2018 was a big election year in Ohio. Republicans held onto all five statewide executive offices including governor and super majorities in both the Ohio House and Senate. But there were a few bright spots for Democrats, among them the reelection of U.S. Senator Sherrod Brown and the election of two Democrats to the Ohio Supreme Court.With election 2018 over, the focus now shifts to governing. Stay connected with the latest on politics, policies and people making the decisions at all levels affecting your lives.

Ohio Republican Gubernatorial Candidate DeWine Gets a Union Endorsement

photo of Mike DeWine with union members
Pressed on proposals to make Ohio a right-to-work state, DeWine said it's not on his agenda, but he'll do what's needed to make Ohio competitive.

In what could be a close gubernatorial race this year, Republican nominee Mike DeWine  picked up a labor union endorsement Wednesday. A nod for a Republican is not unusual for the International Union of Operating Engineers.

IUOE Local 18 represents about 15,000 members in Ohio.  They’re the heavy equipment operators who build roads and bridges. President Obama came to Ohio to promote an infrastructure bill but Congressional Republicans rejected it.

But Richard Dalton, the business manager for the operating engineers, says Ohio spending on highways has been very good.

“We’ve been more successful with a Republican as a governor than we have with a Democrat as the governor,” Dalton said. 

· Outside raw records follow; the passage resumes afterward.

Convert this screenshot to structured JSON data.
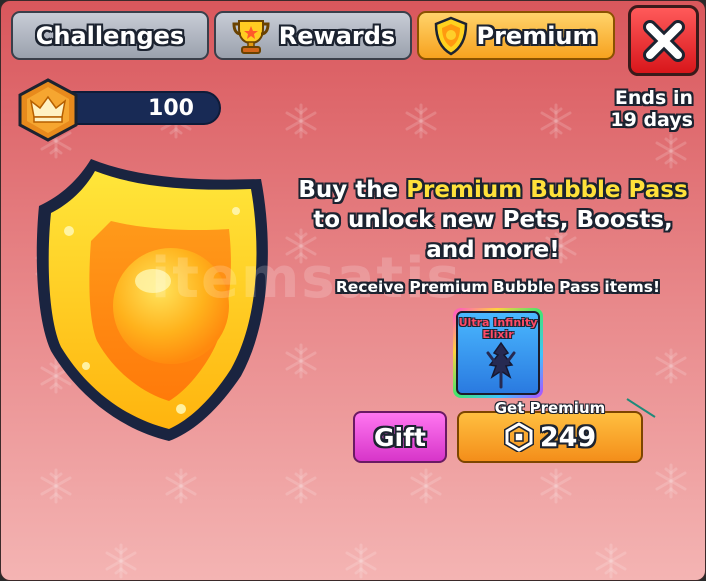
{
  "tabs": [
    {
      "label": "Challenges",
      "icon": "none",
      "active": false
    },
    {
      "label": "Rewards",
      "icon": "trophy-icon",
      "active": false
    },
    {
      "label": "Premium",
      "icon": "shield-icon",
      "active": true
    }
  ],
  "close_icon": "close-icon",
  "currency": {
    "icon": "crown-badge-icon",
    "value": "100"
  },
  "ends": {
    "line1": "Ends in",
    "line2": "19 days"
  },
  "headline": {
    "part1": "Buy the ",
    "highlight": "Premium Bubble Pass",
    "part2": " to unlock new Pets, Boosts, and more!"
  },
  "subline": "Receive Premium Bubble Pass items!",
  "item": {
    "label": "Ultra Infinity Elixir"
  },
  "watermark": "itemsatis",
  "actions": {
    "gift_label": "Gift",
    "get_premium_label": "Get Premium",
    "price": "249",
    "currency_icon": "robux-icon"
  },
  "colors": {
    "highlight": "#ffe13a",
    "active_tab": "#f7a21f",
    "gift": "#d735c9",
    "close": "#d8161b"
  }
}
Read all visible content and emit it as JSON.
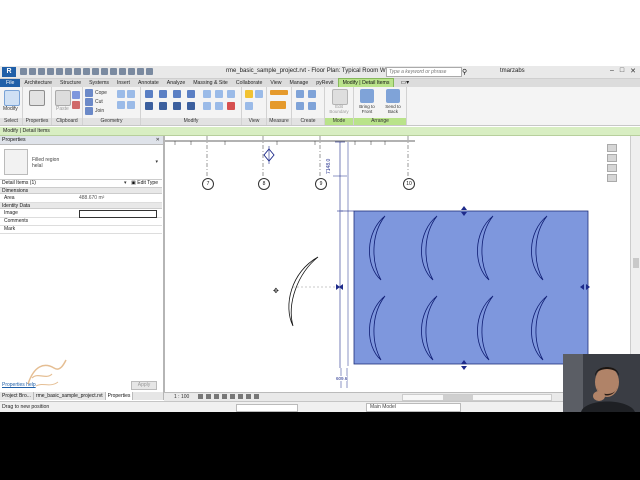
{
  "window": {
    "app_logo": "R",
    "title": "rme_basic_sample_project.rvt - Floor Plan: Typical Room WSHF",
    "search_placeholder": "Type a keyword or phrase",
    "user": "tmarzabs",
    "window_controls": [
      "–",
      "□",
      "✕"
    ]
  },
  "menu_tabs": [
    {
      "label": "File",
      "kind": "file"
    },
    {
      "label": "Architecture"
    },
    {
      "label": "Structure"
    },
    {
      "label": "Systems"
    },
    {
      "label": "Insert"
    },
    {
      "label": "Annotate"
    },
    {
      "label": "Analyze"
    },
    {
      "label": "Massing & Site"
    },
    {
      "label": "Collaborate"
    },
    {
      "label": "View"
    },
    {
      "label": "Manage"
    },
    {
      "label": "pyRevit"
    },
    {
      "label": "Modify | Detail Items",
      "kind": "context"
    }
  ],
  "ribbon": {
    "modify_label": "Modify",
    "paste_label": "Paste",
    "clipboard_items": [
      "Cope",
      "Cut",
      "Join"
    ],
    "edit_boundary_label": "Edit Boundary",
    "bring_to_front_label": "Bring to Front",
    "send_to_back_label": "Send to Back",
    "panels": [
      "Select",
      "Properties",
      "Clipboard",
      "Geometry",
      "Modify",
      "View",
      "Measure",
      "Create",
      "Mode",
      "Arrange"
    ]
  },
  "option_bar": {
    "text": "Modify | Detail Items"
  },
  "properties": {
    "header": "Properties",
    "close": "✕",
    "type_name_line1": "Filled region",
    "type_name_line2": "helal",
    "instance_label": "Detail Items (1)",
    "edit_type_label": "Edit Type",
    "sections": [
      {
        "name": "Dimensions",
        "rows": [
          {
            "key": "Area",
            "value": "488.670 m²"
          }
        ]
      },
      {
        "name": "Identity Data",
        "rows": [
          {
            "key": "Image",
            "value": ""
          },
          {
            "key": "Comments",
            "value": ""
          },
          {
            "key": "Mark",
            "value": ""
          }
        ]
      }
    ],
    "help_link": "Properties help",
    "apply_label": "Apply"
  },
  "browser_tabs": [
    "Project Bro...",
    "rme_basic_sample_project.rvt",
    "Properties"
  ],
  "canvas": {
    "grid_labels": [
      "7",
      "8",
      "9",
      "10"
    ],
    "dim_vertical": "7148.0",
    "dim_bottom": "609.6",
    "region_color": "#7e97dd",
    "region_edge_color": "#1e2f7a",
    "accent_color": "#0b1b8f"
  },
  "view_control": {
    "scale": "1 : 100"
  },
  "status": {
    "message": "Drag to new position",
    "workset": "Main Model"
  }
}
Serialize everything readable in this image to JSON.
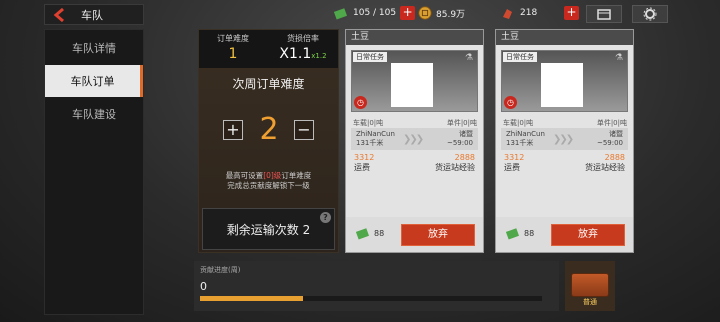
{
  "header": {
    "title": "车队"
  },
  "resources": {
    "tickets": "105 / 105",
    "coins": "85.9万",
    "tokens": "218"
  },
  "sidebar": {
    "items": [
      {
        "label": "车队详情"
      },
      {
        "label": "车队订单"
      },
      {
        "label": "车队建设"
      }
    ]
  },
  "difficulty": {
    "order_label": "订单难度",
    "order_value": "1",
    "reward_label": "货损倍率",
    "reward_value": "X1.1",
    "reward_next": "x1.2",
    "title": "次周订单难度",
    "minus": "−",
    "plus": "+",
    "value": "2",
    "note1_a": "最高可设置",
    "note1_b": "[0]级",
    "note1_c": "订单难度",
    "note2": "完成总贡献度解锁下一级",
    "remaining": "剩余运输次数 2",
    "help": "?"
  },
  "cards": [
    {
      "name": "土豆",
      "tag": "日常任务",
      "cargo_label": "车载|0|吨",
      "unit_label": "单件|0|吨",
      "from": "ZhiNanCun",
      "distance": "131千米",
      "to": "诸暨",
      "time": "~59:00",
      "fee": "3312",
      "fee_label": "运费",
      "exp": "2888",
      "exp_label": "货运站经验",
      "tickets": "88",
      "abandon": "放弃"
    },
    {
      "name": "土豆",
      "tag": "日常任务",
      "cargo_label": "车载|0|吨",
      "unit_label": "单件|0|吨",
      "from": "ZhiNanCun",
      "distance": "131千米",
      "to": "诸暨",
      "time": "~59:00",
      "fee": "3312",
      "fee_label": "运费",
      "exp": "2888",
      "exp_label": "货运站经验",
      "tickets": "88",
      "abandon": "放弃"
    }
  ],
  "progress": {
    "label": "贡献进度(周)",
    "value": "0",
    "fill_fraction": 0.3
  },
  "reward_box": {
    "label": "普通"
  },
  "colors": {
    "accent": "#e06a28",
    "danger": "#c8281e",
    "gold": "#f0c040"
  }
}
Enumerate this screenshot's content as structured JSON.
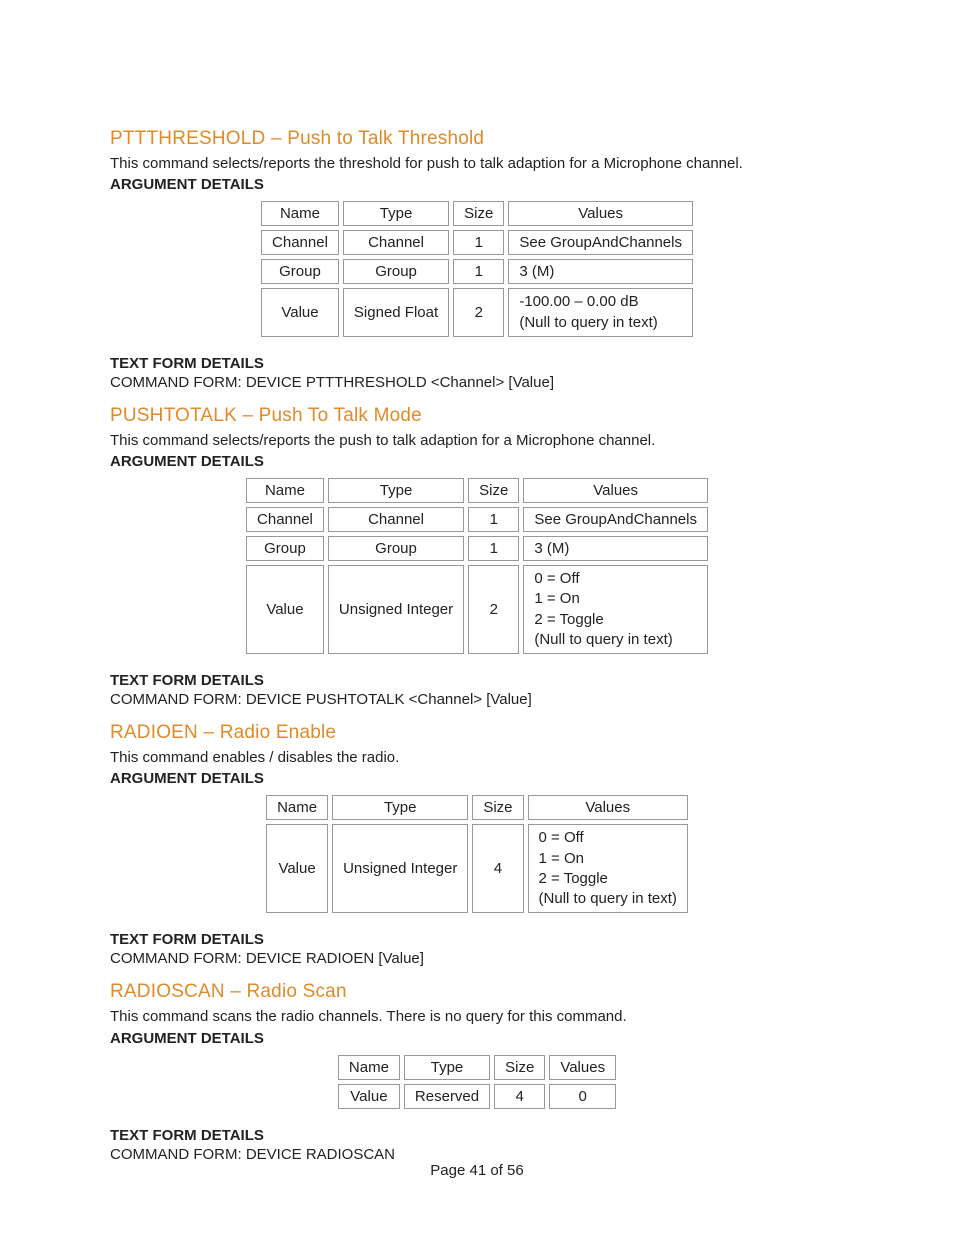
{
  "page_number": "Page 41 of 56",
  "table_headers": {
    "name": "Name",
    "type": "Type",
    "size": "Size",
    "values": "Values"
  },
  "labels": {
    "arg": "ARGUMENT DETAILS",
    "text_form": "TEXT FORM DETAILS"
  },
  "sections": [
    {
      "title": "PTTTHRESHOLD – Push to Talk Threshold",
      "desc": "This command selects/reports the threshold for push to talk adaption for a Microphone channel.",
      "rows": [
        {
          "name": "Channel",
          "type": "Channel",
          "size": "1",
          "values": "See GroupAndChannels"
        },
        {
          "name": "Group",
          "type": "Group",
          "size": "1",
          "values": "3 (M)"
        },
        {
          "name": "Value",
          "type": "Signed Float",
          "size": "2",
          "values": "-100.00 – 0.00 dB\n(Null to query in text)"
        }
      ],
      "form": "COMMAND FORM: DEVICE PTTTHRESHOLD <Channel> [Value]"
    },
    {
      "title": "PUSHTOTALK – Push To Talk Mode",
      "desc": "This command selects/reports the push to talk adaption for a Microphone channel.",
      "rows": [
        {
          "name": "Channel",
          "type": "Channel",
          "size": "1",
          "values": "See GroupAndChannels"
        },
        {
          "name": "Group",
          "type": "Group",
          "size": "1",
          "values": "3 (M)"
        },
        {
          "name": "Value",
          "type": "Unsigned Integer",
          "size": "2",
          "values": "0 = Off\n1 = On\n2 = Toggle\n(Null to query in text)"
        }
      ],
      "form": "COMMAND FORM: DEVICE PUSHTOTALK <Channel> [Value]"
    },
    {
      "title": "RADIOEN – Radio Enable",
      "desc": "This command enables / disables the radio.",
      "rows": [
        {
          "name": "Value",
          "type": "Unsigned Integer",
          "size": "4",
          "values": "0 = Off\n1 = On\n2 = Toggle\n(Null to query in text)"
        }
      ],
      "form": "COMMAND FORM: DEVICE RADIOEN [Value]"
    },
    {
      "title": "RADIOSCAN – Radio Scan",
      "desc": "This command scans the radio channels. There is no query for this command.",
      "rows": [
        {
          "name": "Value",
          "type": "Reserved",
          "size": "4",
          "values": "0"
        }
      ],
      "form": "COMMAND FORM: DEVICE RADIOSCAN"
    }
  ]
}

The only political statement on the union’s website is that Right to Work Laws are wrong for Ohio. Yet those proposals to weaken labor unions is exactly what Republican legislators in Columbus are proposing.

Asked if he would sign such a law, Mike DeWine avoided answering and quoted Gov. John  Kasich.

"Not on our agenda, at all," he said.

When pushed,  Dewine said he would do anything that keeps Ohio competitive.